Unskewing Team Rankings for Fantasy Schedule Difficulty
Fantasy football, for the neophytes out there, is a game played by fans of the NFL who select players to fill a simulated team and then are awarded points based off of their real life performance. It has left an indelible mark on the viewing patterns and marketing techniques of NFL firms. So many people play today it lead former Quarterback Jake Plummer to claim that “it has ruined the game”.
Despite Plummer’s reservations, fantasy football is going strong, and for those of you who are familiar with the game and the patterns of the fans, one topic always comes up: Fantasy Schedule Difficulty.
I have devised a statistical method that accurately predicts where a team “should” land based on their performance, if luck were not a factor. It can then be reasonably compared with the actual performance to see who has the best luck in the variance of their schedule. A couple notes:

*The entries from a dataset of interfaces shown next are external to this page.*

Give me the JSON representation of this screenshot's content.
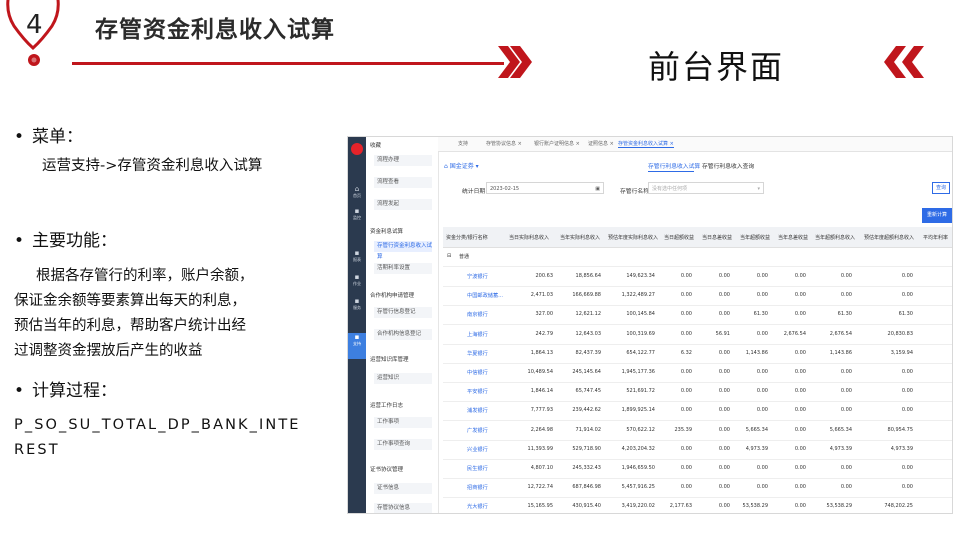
{
  "header": {
    "badge_number": "4",
    "title": "存管资金利息收入试算",
    "subtitle": "前台界面"
  },
  "sections": {
    "menu_label": "菜单：",
    "menu_path": "运营支持->存管资金利息收入试算",
    "function_label": "主要功能：",
    "function_lines": [
      "根据各存管行的利率，账户余额，",
      "保证金余额等要素算出每天的利息，",
      "预估当年的利息，帮助客户统计出经",
      "过调整资金摆放后产生的收益"
    ],
    "calc_label": "计算过程：",
    "calc_lines": [
      "P_SO_SU_TOTAL_DP_BANK_INTE",
      "REST"
    ]
  },
  "screenshot": {
    "rail_items": [
      "首页",
      "监控",
      "报表",
      "作业",
      "服务",
      "支持"
    ],
    "menu_groups": [
      {
        "head": "收藏",
        "items": [
          "流程办理",
          "流程查看",
          "流程发起"
        ]
      },
      {
        "head": "资金利息试算",
        "items": [
          "存管行资金利息收入试算",
          "活期利率设置"
        ]
      },
      {
        "head": "合作机构申请管理",
        "items": [
          "存管行信息登记",
          "合作机构信息登记"
        ]
      },
      {
        "head": "运营知识库管理",
        "items": [
          "运营知识"
        ]
      },
      {
        "head": "运营工作日志",
        "items": [
          "工作事项",
          "工作事项查询"
        ]
      },
      {
        "head": "证书协议管理",
        "items": [
          "证书信息",
          "存管协议信息"
        ]
      }
    ],
    "tabs": [
      "支持",
      "存管协议信息 ×",
      "银行账户证明信息 ×",
      "证照信息 ×",
      "存管资金利息收入试算 ×"
    ],
    "breadcrumb": "国金证券",
    "subtabs": [
      "存管行利息收入试算",
      "存管行利息收入查询"
    ],
    "filters": {
      "date_label": "统计日期",
      "date_value": "2023-02-15",
      "bank_label": "存管行名称",
      "bank_placeholder": "没有选中任何项"
    },
    "query_button": "查询",
    "recalc_button": "重新计算",
    "columns": [
      "资金分类/银行名称",
      "当日实际利息收入",
      "当年实际利息收入",
      "预估年度实际利息收入",
      "当日超额收益",
      "当日息差收益",
      "当年超额收益",
      "当年息差收益",
      "当年超额利息收入",
      "预估年度超额利息收入",
      "平均年利率"
    ],
    "group_label": "普通",
    "rows": [
      [
        "宁波银行",
        "200.63",
        "18,856.64",
        "149,623.34",
        "0.00",
        "0.00",
        "0.00",
        "0.00",
        "0.00",
        "0.00"
      ],
      [
        "中国邮政储蓄...",
        "2,471.03",
        "166,669.88",
        "1,322,489.27",
        "0.00",
        "0.00",
        "0.00",
        "0.00",
        "0.00",
        "0.00"
      ],
      [
        "南京银行",
        "327.00",
        "12,621.12",
        "100,145.84",
        "0.00",
        "0.00",
        "61.30",
        "0.00",
        "61.30",
        "61.30"
      ],
      [
        "上海银行",
        "242.79",
        "12,643.03",
        "100,319.69",
        "0.00",
        "56.91",
        "0.00",
        "2,676.54",
        "2,676.54",
        "20,830.83"
      ],
      [
        "华夏银行",
        "1,864.13",
        "82,437.39",
        "654,122.77",
        "6.32",
        "0.00",
        "1,143.86",
        "0.00",
        "1,143.86",
        "3,159.94"
      ],
      [
        "中信银行",
        "10,489.54",
        "245,145.64",
        "1,945,177.36",
        "0.00",
        "0.00",
        "0.00",
        "0.00",
        "0.00",
        "0.00"
      ],
      [
        "平安银行",
        "1,846.14",
        "65,747.45",
        "521,691.72",
        "0.00",
        "0.00",
        "0.00",
        "0.00",
        "0.00",
        "0.00"
      ],
      [
        "浦发银行",
        "7,777.93",
        "239,442.62",
        "1,899,925.14",
        "0.00",
        "0.00",
        "0.00",
        "0.00",
        "0.00",
        "0.00"
      ],
      [
        "广发银行",
        "2,264.98",
        "71,914.02",
        "570,622.12",
        "235.39",
        "0.00",
        "5,665.34",
        "0.00",
        "5,665.34",
        "80,954.75"
      ],
      [
        "兴业银行",
        "11,393.99",
        "529,718.90",
        "4,203,204.32",
        "0.00",
        "0.00",
        "4,973.39",
        "0.00",
        "4,973.39",
        "4,973.39"
      ],
      [
        "民生银行",
        "4,807.10",
        "245,332.43",
        "1,946,659.50",
        "0.00",
        "0.00",
        "0.00",
        "0.00",
        "0.00",
        "0.00"
      ],
      [
        "招商银行",
        "12,722.74",
        "687,846.98",
        "5,457,916.25",
        "0.00",
        "0.00",
        "0.00",
        "0.00",
        "0.00",
        "0.00"
      ],
      [
        "光大银行",
        "15,165.95",
        "430,915.40",
        "3,419,220.02",
        "2,177.63",
        "0.00",
        "53,538.29",
        "0.00",
        "53,538.29",
        "748,202.25"
      ]
    ]
  },
  "colors": {
    "accent_red": "#c0161c",
    "link_blue": "#2e6be6",
    "rail_dark": "#2b3a4f"
  }
}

- This method only works in head-to-head points based leagues. Rotisserie style leagues can’t apply it.
- This method does not determine the luck inherent in the actual scoring of points. For an example of bad luck? Any injury… some would consider this unlucky for the owner, but this would not count in the “luck” I am talking about.
A couple notes on why this method is far greater than the PF/PA (points for/points against) argument for unskewing team rankings.
If the high score in the league besides your team is at 100, and you score 180, it is effectively no different than you scoring 101 points. Thus, Points For are often swayed by massively large weeks and the variance is very important to capture. Similarly, if the lowest score in the league is 50, there is no difference between 49 and -20, you would have lost no matter which number you put up.
Points against are a lot easier to see the problem with. If you score 40 points in a week, it does not matter what the other person scores… above 41, you lose the matchup. Thus, you could lose to an 80 or 120 or a 160 and they will look vastly different in your final points against totals.
Week by week variance is also very important. Some weeks score more in total than other weeks. Week 1 may be a particularly high scoring week, with Week 4 one of the lowest. Points for and Points against measures do not determine the effect of these swings on point outputs.
Now, onto the method to account for fantasy schedule difficulty:
For these examples, I am going to assume eight teams. The same exact method can be used for any number of teams in any number of divisions, it still works the same.
In Week 1, the following scores are tallied: A-80, B-85, C-75, D-70, E-60, F-110, G-82, H-40
Without knowing who played who, it is impossible to say what the record is after week one. If you are Team B and you played team F, well tough luck, you just got screwed. If you are team E and you happened to play team H, you are in great luck. What this method does is capture the probability of winning that particular week.
Assign a rating from 0-7 (zero to one under the number of teams in your league) by points total. Thus, F-7, B-6, G-5, A-4, C-3, D-2, E-1, H-0 Divide these numbers by 7 and you have the probability each team wins that week. G has a 5/7 chance of winning (they beat A,C,D,E,H and lose to B, F). Ties can be split down the middle (if they are tied for the 4th position, assign 3.5 to each of them to take up the 3 and 4 positions).
Throughout the season there will be lucky and unlucky breaks (and hopefully they even out, but very often they do not – which is part of the appeal of the game!). Add up these point totals for each week and divide by 7 (or one under the number of teams in the league) and you have your expected number of wins. Week 2 could thus be A-85, B-95, C-65, D-80, E-45, F-100, G-105, H-70 with the points being G-7, F-6, B-5, A-4, D-3, H-2, C-1, E-0
The total points would then be A-8, B-11, C-4, D-5, E-1, F-13, G-12, H-2 and by dividing each of these by 7 you get the projected win totals.
A luck factor can then be crudely made by taking the number of wins each team actually has and subtracting expected wins from it (positive for lucky, negative for unlucky). The great thing about the method is that all the luck factors sum up to zero. It creates a zero sum reliable indication of luck. After all, somebody’s good luck is another person’s bad and vice versa.
Use this method to see which teams are the contenders and which are the pretenders around week 6 and see how well it correlates with late season collapses.